DBAs also provide the business and data analysts with other information not mentioned here. DBAs provide support to the data user in the form connectivity, authorization, performance, and on and
However, most often, the meta data in the DBMS catalog that will be important to individuals other than the DBAs will include information about the database, tables, views, columns, and indexes.
There is a tremendous amount of meta data in the DBMS catalog, but when individuals are looking to use the data, the physical characteristics listed [here] cover their most basic needs.
Typically, it is not the DBA’s responsibility to inform the business and data analysts of the information that they need to do their jobs. The DBAs are responsible for all of the physical aspects
of the databases. However, it has to be someone’s responsibility to prevent occurrences like the one caused by the “exception code” field. If the DBA is the front-line, they can prevent
occurrences like this from happening.
DBAs Do Need Meta data
This article has given examples of how DBAs play a key role in meta data management, with or without them being aware of it. BUT … Do DBAs really have all the meta data that they need in

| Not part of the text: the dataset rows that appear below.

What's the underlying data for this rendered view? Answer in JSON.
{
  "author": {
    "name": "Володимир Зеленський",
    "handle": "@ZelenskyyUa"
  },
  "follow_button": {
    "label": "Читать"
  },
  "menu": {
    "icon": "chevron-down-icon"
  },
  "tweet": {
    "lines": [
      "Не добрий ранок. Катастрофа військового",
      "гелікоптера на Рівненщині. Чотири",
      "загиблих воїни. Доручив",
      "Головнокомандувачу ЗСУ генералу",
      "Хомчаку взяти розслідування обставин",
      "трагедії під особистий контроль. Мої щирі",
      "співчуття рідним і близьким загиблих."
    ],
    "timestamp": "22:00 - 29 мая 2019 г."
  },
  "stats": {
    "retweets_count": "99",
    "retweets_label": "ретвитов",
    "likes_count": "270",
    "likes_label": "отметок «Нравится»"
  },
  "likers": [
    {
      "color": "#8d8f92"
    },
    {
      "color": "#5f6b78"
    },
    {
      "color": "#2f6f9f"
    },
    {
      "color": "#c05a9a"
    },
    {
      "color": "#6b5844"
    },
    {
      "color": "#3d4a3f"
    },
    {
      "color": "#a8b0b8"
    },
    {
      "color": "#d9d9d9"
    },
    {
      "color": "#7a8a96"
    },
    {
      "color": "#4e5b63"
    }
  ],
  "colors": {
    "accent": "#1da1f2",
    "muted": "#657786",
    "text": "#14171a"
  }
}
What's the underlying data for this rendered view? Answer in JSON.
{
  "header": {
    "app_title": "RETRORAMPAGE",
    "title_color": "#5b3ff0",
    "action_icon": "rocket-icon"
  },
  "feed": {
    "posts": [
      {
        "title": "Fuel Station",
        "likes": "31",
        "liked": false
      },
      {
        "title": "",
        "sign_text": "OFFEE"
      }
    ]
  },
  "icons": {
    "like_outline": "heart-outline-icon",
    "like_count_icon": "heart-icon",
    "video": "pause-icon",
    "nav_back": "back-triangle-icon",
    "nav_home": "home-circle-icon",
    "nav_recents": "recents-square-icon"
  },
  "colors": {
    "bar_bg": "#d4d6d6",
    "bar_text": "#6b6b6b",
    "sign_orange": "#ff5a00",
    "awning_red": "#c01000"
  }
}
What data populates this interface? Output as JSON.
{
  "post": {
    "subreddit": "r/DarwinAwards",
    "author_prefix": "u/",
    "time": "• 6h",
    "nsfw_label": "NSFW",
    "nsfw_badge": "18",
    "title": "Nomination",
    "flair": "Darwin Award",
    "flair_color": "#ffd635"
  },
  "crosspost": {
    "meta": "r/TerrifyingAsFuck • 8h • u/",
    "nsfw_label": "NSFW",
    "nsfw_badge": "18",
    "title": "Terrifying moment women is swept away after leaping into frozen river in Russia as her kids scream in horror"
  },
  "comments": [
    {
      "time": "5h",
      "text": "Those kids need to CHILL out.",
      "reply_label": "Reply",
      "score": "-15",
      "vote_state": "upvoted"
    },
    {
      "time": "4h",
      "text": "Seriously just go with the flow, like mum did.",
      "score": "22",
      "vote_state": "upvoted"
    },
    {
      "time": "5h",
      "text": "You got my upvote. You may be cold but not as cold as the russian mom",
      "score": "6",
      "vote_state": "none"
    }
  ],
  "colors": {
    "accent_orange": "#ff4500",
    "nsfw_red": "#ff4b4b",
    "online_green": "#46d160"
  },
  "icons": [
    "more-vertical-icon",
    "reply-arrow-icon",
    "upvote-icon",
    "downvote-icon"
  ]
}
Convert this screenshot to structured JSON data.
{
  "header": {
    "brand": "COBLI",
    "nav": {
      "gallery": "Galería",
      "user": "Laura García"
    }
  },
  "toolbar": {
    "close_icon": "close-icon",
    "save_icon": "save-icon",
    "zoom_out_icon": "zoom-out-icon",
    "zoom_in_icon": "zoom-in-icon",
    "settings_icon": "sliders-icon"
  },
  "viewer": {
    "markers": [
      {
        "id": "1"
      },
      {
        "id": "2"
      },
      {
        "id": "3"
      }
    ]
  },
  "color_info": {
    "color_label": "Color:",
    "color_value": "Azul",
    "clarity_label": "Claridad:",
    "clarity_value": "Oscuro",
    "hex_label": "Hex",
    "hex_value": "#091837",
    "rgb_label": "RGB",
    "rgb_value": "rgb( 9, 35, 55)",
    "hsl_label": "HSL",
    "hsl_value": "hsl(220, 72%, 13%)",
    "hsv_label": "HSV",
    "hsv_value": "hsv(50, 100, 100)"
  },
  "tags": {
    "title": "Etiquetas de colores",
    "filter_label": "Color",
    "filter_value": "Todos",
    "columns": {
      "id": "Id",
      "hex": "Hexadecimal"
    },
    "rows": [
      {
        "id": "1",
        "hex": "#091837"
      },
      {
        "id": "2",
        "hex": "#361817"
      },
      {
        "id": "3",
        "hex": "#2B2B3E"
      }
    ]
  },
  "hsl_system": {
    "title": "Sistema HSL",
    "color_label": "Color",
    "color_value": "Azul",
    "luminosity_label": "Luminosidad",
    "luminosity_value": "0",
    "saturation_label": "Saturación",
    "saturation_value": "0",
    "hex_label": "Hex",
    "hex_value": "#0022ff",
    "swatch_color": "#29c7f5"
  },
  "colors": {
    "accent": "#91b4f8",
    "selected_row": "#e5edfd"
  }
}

their DBMS catalogs? The real answer to that question is a resounding “NO!”
Mike Yocca, of Ace Database (Pittsburgh – www.acedb.com) stated it well when he labeled his search for information about the databases to be “the churn”. Mike
stated that “in the day of increased complexity of databases and database servers, my customers spend a tremendous amount of time researching and identifying IP addresses, server info, contact
info, business rules, user IDs and passwords, and much more. DBAs certainly DO NOT have all of the meta data that they need.”
Don’t go running to the DBAs in hopes that they will lead the charge in support of your meta data project. DBAs understand the importance of meta data because they use it all of the time. They
have a database full of meta data that they use on a regular basis (which is more than can be said for data modelers, application developers, or business / data analysts) but they might not have
thought of themselves as being a key player in meta data success for the corporation. Hopefully, this article will help them to think otherwise.
(1) Meta Data Themes: The Basics – Robert S. Seiner – The Data Administration Newsletter, June 1998